Traveling to any destination without knowing the financial implications would be reckless, risky and, in some cases, deeply inconvenient. And being stranded thousands of miles from home is never a comfortable feeling. Of course, travel expenses are only one aspect of a travel plan. For those traveling to the Netherlands, a rudimentary idea of what to expect is crucial. These include, but are not limited to, culture, climatic conditions, places to visit, knowledge of English (especially for people from English-speaking countries), type of food, best time to travel, and public etiquette. However, this may seem overly mundane Travelers to the Netherlands should know that Holland is different from the Netherlands and that there are people who will flinch at the indiscriminate use of these terms. But first, exactly how much money should you save for a trip to the flat land of the tulips?
Travel expenses to the Netherlands
Here’s the truth. While other expenses like food and lodging can be significant, travel expenses typically make up the largest portion of a traveler’s budget. In order to effectively budget for travel expenses, travel time is crucial – and could swing the budget pendulum significantly. For example, late June is a bad time to travel to the Netherlands from the United States. The cheapest flight from John F. Kennedy International Airport to Amsterdam will cost you around $570. Now compare that to a mid-January flight that costs just $323. That’s a decent $247 savings, or a whopping 43%. And that only compares economy class tickets. The savings on second or first class flights can be even greater. On the other hand, travelers should use sites like Kayak or Expedia to compare some of the cheapest airfares available.

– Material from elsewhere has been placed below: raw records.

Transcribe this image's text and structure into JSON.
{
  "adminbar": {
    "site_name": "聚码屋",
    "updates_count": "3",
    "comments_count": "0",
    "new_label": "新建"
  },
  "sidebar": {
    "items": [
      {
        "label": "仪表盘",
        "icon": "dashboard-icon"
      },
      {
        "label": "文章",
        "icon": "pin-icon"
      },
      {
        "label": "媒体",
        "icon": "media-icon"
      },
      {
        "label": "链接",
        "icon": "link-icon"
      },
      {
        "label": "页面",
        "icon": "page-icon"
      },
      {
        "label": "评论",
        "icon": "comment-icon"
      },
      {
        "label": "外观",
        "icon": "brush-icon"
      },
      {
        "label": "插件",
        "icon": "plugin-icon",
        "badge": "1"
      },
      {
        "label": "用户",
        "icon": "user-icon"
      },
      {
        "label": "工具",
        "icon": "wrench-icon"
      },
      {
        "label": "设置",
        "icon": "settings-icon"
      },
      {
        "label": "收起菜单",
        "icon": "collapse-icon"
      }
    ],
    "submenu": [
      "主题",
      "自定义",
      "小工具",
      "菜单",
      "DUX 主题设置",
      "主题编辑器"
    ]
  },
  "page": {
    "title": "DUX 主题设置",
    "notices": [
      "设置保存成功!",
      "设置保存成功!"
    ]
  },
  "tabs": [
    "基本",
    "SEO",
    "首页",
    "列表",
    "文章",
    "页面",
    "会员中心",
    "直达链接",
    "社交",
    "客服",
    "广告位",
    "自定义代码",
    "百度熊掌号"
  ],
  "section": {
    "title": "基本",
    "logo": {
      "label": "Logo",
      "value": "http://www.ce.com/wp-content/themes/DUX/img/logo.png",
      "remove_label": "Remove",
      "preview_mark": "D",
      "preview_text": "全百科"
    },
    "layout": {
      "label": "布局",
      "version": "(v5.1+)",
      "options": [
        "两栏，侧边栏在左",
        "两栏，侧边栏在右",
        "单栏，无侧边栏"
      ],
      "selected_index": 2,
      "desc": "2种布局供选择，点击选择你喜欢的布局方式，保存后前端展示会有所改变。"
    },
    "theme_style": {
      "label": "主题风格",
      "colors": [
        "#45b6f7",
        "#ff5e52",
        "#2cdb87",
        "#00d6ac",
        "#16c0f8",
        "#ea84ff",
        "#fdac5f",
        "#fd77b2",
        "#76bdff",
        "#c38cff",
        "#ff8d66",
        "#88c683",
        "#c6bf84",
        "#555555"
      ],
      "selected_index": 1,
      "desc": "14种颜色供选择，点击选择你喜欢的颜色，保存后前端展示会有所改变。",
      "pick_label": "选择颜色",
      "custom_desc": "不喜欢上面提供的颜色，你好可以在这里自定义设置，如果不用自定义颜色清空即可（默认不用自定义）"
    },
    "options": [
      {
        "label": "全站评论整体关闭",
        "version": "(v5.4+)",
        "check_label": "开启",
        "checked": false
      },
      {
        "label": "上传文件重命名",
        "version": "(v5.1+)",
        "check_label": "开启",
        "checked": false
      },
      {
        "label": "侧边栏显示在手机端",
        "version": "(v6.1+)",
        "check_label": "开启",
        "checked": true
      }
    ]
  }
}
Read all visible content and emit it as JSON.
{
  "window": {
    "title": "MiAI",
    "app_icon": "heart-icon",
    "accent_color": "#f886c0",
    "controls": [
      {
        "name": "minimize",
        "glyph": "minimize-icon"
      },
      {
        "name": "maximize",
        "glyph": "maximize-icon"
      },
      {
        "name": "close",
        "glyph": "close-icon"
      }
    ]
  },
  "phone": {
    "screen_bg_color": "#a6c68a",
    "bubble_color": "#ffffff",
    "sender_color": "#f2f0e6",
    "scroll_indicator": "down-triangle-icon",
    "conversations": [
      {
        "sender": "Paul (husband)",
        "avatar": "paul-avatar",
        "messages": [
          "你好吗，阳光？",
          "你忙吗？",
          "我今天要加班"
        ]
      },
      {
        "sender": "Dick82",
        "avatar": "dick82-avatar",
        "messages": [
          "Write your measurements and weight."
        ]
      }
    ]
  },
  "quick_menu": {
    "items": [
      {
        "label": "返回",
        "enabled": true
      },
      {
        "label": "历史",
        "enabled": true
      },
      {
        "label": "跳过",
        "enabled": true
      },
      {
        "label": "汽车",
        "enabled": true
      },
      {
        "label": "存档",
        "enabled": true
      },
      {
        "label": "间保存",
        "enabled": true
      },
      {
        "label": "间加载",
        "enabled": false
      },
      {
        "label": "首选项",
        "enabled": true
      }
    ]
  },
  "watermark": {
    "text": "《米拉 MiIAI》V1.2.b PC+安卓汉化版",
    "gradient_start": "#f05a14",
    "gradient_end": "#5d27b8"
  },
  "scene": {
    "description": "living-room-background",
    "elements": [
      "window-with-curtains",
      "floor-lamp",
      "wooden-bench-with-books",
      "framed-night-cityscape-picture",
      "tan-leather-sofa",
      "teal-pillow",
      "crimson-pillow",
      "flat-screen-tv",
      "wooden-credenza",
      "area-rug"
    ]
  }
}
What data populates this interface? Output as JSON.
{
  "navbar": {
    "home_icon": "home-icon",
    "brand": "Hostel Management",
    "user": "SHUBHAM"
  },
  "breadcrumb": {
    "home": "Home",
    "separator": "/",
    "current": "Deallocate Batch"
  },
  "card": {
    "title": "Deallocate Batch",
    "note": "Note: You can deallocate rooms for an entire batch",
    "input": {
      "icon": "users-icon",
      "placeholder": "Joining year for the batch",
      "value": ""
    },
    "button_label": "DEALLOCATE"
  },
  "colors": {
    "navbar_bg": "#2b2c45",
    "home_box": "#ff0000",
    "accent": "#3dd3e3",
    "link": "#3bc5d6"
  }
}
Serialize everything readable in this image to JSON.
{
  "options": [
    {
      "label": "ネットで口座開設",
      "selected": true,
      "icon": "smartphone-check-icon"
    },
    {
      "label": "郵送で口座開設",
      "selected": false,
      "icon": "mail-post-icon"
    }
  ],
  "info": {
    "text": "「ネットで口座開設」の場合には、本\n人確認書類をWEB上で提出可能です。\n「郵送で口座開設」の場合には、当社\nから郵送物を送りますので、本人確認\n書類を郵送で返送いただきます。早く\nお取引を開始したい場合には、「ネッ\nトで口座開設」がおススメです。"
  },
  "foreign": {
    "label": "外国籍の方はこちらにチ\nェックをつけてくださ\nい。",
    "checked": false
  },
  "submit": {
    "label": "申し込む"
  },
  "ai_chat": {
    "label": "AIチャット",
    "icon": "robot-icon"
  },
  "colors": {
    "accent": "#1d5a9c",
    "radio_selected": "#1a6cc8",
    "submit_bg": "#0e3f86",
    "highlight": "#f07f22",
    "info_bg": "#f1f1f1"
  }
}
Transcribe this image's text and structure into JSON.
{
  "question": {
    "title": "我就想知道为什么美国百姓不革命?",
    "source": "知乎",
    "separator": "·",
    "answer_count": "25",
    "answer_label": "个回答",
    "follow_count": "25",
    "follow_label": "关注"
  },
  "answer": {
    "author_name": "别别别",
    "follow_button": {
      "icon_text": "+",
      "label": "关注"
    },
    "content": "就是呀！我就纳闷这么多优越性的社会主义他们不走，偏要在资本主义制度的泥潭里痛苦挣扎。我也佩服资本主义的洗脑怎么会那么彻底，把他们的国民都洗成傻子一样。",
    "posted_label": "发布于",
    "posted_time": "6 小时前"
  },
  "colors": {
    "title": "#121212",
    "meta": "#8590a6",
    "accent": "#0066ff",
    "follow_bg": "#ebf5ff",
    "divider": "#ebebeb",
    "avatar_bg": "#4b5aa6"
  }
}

It may seem trivial, but the day of the week you travel – or book a flight – is just as important as the month you travel. According to flight research company hopper media, Tuesday is the best time to fly out and Wednesday is the best time to get back on. So if you choose to fly on a Tuesday, you can save up to $30. make no mistake That’s about the amount you’re likely to pay for a cheap hostel in the Netherlands. On the other hand, Saturday flights will weigh the most on a traveler’s wallet. When it comes to booking a flight to the Netherlands, Thursday is the best time for the dollar. Travelers should also remember to book in advance, preferably three weeks in advance.
For a luxury trip, airfare can range from $1,100 to $3,000 for first class.
Budgeting for food and accommodation in the Netherlands
Unfortunately Amsterdam or any other Dutch city is not known for cheap street food like Mexico for example. And accommodation in the Netherlands depends on what a traveler can afford. Travelers on a tight budget should expect to shell out around $15 for the cheapest hostel with the bare minimum of facilities. Check out Hostelworld to compare prices. Also, remember to read reviews. Hotels, holiday apartments and Airbnb are worthwhile for those looking for comfort. For a 4 or 5 star hotel, travelers should budget between $100 and $300. For 2 or 3 star hotels, $50 on average turns out to be the minimum. Apartments are 2-3 times more expensive.
For holiday rentals, AmsterdamSTAY is a helpful site. Airbnb costs are in the same range as a standard hotel. When choosing accommodation, travelers should consider the distance from the city center as this can sometimes add to the overall cost of accommodation. Facilities far out of town may seem cheap – but can prove expensive – when you add in the odds and ends for the trip. And when it comes to vacation rentals or Airbnb, travelers should be wary of what seems like a perfect deal. Due to the housing crisis in the Netherlands, there is a minefield of scams to avoid. Watch out for certain identifiable red flags of fraud. Some reputable sites to check out are HomeToGo; Vakantiehuizen; or Belvilla.
As far as food goes, a full meal with drinks should range from $35 to $60, depending on the city, the restaurant, and of course what you order. Drinks are usually more expensive in the inner cities. Of course, a pizza – lasagna or other sandwiches – from a cheap supermarket like Lidl can save someone several dollars. A pizza costs about $6. For someone who has their own space in an Airbnb or vacation rental, cooking is a lot cheaper. One can cook an impressive variety of meals with a $15 rice cooker. Then there’s Thuisgekookt.nl, an exciting platform where neighbors cook food to order for those who stay close by. Food prices on the platform are generally affordable and worth the experience. When all things considered, travelers should expect to pay anywhere from $40 to $80 per day for food, local travel, and sightseeing expenses. However, a budget traveler who has their ears and nose to the ground can get by on $20 to $40 a day.
That’s it. Whether a traveler wants to visit Rotterdam, Utrecht or Amsterdam, the cycling capital of the world, a cost guide should be a dependable companion.